Perhaps the most puzzling aspect of the Federal Reserve’s move to cut interest rates a half-point this week was the central bank’s conclusion that risks are “balanced” between the possibilities for renewed inflation or a further economic slowdown. If the risks truly are so finely balanced, why was it necessary to make such a dramatic move on rates?
The answer lies in understanding Fedspeak, Chairman Alan Greenspan’s fine art of describing economic conditions in a code that is left open to interpretation.
As consumer and business confidence suffer under the weight of uncertainty over a possible war with Iraq, the economy is expected to slow to a near standstill this quarter, with some analysts forecasting growth of 1 percent or less. While a double-dip recession is still considered unlikely, the odds have grown substantially in recent months.
Rising prices, meanwhile, are barely a blip on the radar screen, even for inflation-wary central bankers, who appear more worried about the lack of pricing power. When Fed policy-makers met Sept. 24, they expressed concern about the possible “emergence of appreciably lower inflation” that could make it difficult to conduct monetary policy, according to minutes released this week.
“The risks aren’t balanced,” said John Silvia,” chief economist for Wachovia Securities. “You know that, I know that and everybody out there knows that. The risks are on the downside.”
“Even the Fed does not believe its neutral policy statement,” agreed Ethan Harris, co-chief U.S. economist for Lehman Bros.
Yet if the Fed had acknowledged the downside risks to the economy in its statement Wednesday, it could have sparked fear that conditions were even worse than they are and raised expectations of another rate cut in December. By declaring the risks balanced, Greenspan has virtually eliminated any chance of another rate cut next month and offered a compromise to central bankers who might have been hesitant to cut rates a half-point from their already low levels.
“This was a way to put the focus on the immediate step, and not to give the wrong impression that they have panicked and gone too far,” said Bob DiClemente, chief U.S. economist at Salomon Smith Barney. “It may have been there was some preference for doing less. As a way to get unanimity or consensus that language is a useful tool.”
He and other analysts do not rule out further rate cuts next year if needed, particularly in the event of an external shock, possibly related to the Iraqi situation. Harris expects another quarter-point cut, probably in January. He points out that over the past decade the Fed often has “prematurely declared victory after a big policy move,” only to adjust rates again within a few months.
“They can always do whatever they want at any time, so the language doesn’t put them in a box,” DiClemente said.
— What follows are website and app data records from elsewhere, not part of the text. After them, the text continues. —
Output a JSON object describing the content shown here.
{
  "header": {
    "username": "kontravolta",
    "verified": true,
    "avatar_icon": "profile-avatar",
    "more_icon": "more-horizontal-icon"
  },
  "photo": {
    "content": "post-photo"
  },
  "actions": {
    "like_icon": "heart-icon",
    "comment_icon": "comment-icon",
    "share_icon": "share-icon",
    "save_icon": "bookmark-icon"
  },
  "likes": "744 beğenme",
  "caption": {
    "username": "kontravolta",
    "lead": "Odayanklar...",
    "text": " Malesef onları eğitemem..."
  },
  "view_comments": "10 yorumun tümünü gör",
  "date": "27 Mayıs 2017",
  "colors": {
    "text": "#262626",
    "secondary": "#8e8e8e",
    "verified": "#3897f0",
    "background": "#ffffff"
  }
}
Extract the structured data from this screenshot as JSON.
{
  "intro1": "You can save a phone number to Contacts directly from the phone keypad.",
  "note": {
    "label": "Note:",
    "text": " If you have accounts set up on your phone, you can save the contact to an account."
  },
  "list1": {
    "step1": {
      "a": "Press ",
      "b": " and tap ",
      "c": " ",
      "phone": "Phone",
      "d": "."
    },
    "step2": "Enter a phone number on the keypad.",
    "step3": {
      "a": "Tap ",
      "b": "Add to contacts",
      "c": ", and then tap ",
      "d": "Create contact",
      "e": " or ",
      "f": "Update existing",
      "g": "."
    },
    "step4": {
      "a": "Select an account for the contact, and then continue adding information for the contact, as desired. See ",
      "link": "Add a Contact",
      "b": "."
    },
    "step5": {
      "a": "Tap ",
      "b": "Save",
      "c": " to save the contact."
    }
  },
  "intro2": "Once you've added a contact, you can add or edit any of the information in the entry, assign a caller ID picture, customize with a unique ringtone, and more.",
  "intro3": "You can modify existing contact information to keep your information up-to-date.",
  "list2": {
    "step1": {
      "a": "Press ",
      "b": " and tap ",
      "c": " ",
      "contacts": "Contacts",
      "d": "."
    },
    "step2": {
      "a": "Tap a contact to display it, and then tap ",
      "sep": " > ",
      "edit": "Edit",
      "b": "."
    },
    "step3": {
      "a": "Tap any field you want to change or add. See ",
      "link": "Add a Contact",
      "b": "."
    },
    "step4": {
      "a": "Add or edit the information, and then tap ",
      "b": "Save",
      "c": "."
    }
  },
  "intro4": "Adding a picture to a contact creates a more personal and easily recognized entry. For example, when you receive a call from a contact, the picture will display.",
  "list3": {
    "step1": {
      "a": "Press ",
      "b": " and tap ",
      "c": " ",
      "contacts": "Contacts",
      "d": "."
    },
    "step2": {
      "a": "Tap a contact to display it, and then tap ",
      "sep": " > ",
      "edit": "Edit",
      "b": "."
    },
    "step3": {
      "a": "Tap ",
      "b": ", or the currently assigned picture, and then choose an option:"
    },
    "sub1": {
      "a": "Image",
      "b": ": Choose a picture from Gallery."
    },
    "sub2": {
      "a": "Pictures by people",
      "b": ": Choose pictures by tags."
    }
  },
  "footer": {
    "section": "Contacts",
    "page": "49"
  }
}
Still, Fed watchers could not recall a time when the Fed changed interest rates and then immediately shifted to the so-called neutral bias.
The question remains whether the Fed move will have the desired result of spurring business investment and inspiring enough consumer confidence at least to sustain spending through the important holiday retail season.
Early results were mixed, with stock prices ending the week about 2 percent below where they were when the Fed decision was announced. Yields on short-term securities rose and long-term yields fell, reflecting in part the expectation that the Fed’s next move could be a rate increase sometime in mid-2003.
The latest economic data indicate the consumer has not yet rolled over, so perhaps concern about the holiday season is overdone. Chain-store sales grew a surprising 3.1 percent in October, according to private estimates, and consumer credit grew by $10 billion in the latest month, far more than expected. Mortgage rates fell slightly in the latest week and are likely to slip further, based on this week’s bond market action, supporting continued strength in both housing sales and refinancing activity.
“I don’t think consumer spending will fall off, but auto and housing-related sales are not going to be as strong as they have been,” said Sung Won Sohn, chief economist for Wells Fargo. Indeed, car and light-truck sales plunged in October to the lowest level in four years, as a wave of buying sparked by incentives subsided. Still, consumer confidence and spending are likely to respond quickly to any improvement in the moribund labor market.
“Right now I’m more concerned about business confidence,” Sohn said. “They need to spend money and hire people.”
With the Fed likely on hold at least until late January, and the Republicans gaining controls of Congress, the economic focus will shift to Washington where many on Wall Street expect fiscal stimulus in the form of a new round of tax cuts and possibly higher spending on defense.
“I’m of the opinion that monetary policy is becoming less effective and could become impotent at some point,” Sohn said. “We really need to use a different set of tools.”